Aim of the task: Scan the listing below. Copy each line that contains "identity".

Given data:
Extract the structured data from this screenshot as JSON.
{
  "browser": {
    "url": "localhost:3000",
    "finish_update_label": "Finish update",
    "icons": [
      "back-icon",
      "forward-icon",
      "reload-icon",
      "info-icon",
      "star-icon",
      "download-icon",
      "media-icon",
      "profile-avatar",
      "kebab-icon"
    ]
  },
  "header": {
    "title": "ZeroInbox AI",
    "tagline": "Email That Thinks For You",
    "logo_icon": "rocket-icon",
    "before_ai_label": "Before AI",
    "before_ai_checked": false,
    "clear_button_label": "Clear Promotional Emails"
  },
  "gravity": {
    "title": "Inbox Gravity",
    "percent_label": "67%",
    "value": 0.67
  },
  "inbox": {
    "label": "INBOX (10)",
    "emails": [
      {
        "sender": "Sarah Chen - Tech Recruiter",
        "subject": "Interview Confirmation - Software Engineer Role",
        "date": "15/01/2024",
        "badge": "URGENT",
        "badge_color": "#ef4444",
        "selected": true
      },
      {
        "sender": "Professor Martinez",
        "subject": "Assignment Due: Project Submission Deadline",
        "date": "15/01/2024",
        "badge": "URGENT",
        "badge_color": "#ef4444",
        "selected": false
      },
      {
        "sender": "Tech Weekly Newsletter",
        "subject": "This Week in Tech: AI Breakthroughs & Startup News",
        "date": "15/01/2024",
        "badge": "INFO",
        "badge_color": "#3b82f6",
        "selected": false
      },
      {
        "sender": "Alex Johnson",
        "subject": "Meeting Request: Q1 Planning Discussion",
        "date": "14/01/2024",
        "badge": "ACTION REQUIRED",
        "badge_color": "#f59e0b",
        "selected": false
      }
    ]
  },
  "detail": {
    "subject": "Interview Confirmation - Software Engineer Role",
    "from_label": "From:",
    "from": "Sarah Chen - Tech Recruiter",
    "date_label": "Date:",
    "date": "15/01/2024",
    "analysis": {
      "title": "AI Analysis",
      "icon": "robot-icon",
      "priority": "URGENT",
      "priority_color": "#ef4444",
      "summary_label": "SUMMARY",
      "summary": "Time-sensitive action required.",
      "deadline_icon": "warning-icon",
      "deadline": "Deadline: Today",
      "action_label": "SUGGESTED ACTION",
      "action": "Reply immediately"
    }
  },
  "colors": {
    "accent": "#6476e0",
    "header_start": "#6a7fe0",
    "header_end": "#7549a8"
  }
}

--

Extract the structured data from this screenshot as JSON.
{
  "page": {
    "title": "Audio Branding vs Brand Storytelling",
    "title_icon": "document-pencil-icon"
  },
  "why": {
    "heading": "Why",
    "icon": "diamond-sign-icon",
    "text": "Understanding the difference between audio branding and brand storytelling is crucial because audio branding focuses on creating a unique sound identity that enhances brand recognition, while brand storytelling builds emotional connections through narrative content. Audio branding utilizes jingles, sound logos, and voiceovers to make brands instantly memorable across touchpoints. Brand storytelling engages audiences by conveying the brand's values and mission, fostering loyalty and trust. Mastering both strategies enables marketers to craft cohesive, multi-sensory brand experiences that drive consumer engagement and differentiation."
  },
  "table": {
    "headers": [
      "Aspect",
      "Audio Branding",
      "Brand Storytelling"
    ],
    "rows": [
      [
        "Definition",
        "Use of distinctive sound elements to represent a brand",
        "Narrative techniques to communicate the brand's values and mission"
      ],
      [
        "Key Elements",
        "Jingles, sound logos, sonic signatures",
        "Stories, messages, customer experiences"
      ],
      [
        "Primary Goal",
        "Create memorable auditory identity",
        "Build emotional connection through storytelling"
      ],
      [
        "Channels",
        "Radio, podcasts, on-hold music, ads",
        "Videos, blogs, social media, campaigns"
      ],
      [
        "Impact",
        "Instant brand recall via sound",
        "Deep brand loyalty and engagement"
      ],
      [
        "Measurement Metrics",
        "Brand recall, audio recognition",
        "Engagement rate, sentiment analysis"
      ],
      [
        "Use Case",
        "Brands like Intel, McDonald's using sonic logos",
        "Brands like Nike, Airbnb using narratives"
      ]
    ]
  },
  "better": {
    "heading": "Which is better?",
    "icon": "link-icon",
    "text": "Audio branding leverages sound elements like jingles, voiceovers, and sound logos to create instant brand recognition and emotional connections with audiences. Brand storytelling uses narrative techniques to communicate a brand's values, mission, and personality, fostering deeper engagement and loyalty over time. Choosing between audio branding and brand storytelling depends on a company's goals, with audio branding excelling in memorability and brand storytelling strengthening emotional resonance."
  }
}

Result:
    "text": "Understanding the difference between audio branding and brand storytelling is crucial because audio branding focuses on creating a unique sound identity that enhances brand recognition, while brand storytelling builds emotional connections through narrative content. Audio branding utilizes jingles, sound logos, and voiceovers to make brands instantly memorable across touchpoints. Brand storytelling engages audiences by conveying the brand's values and mission, fostering loyalty and trust. Mastering both strategies enables marketers to craft cohesive, multi-sensory brand experiences that drive consumer engagement and differentiation."
        "Create memorable auditory identity",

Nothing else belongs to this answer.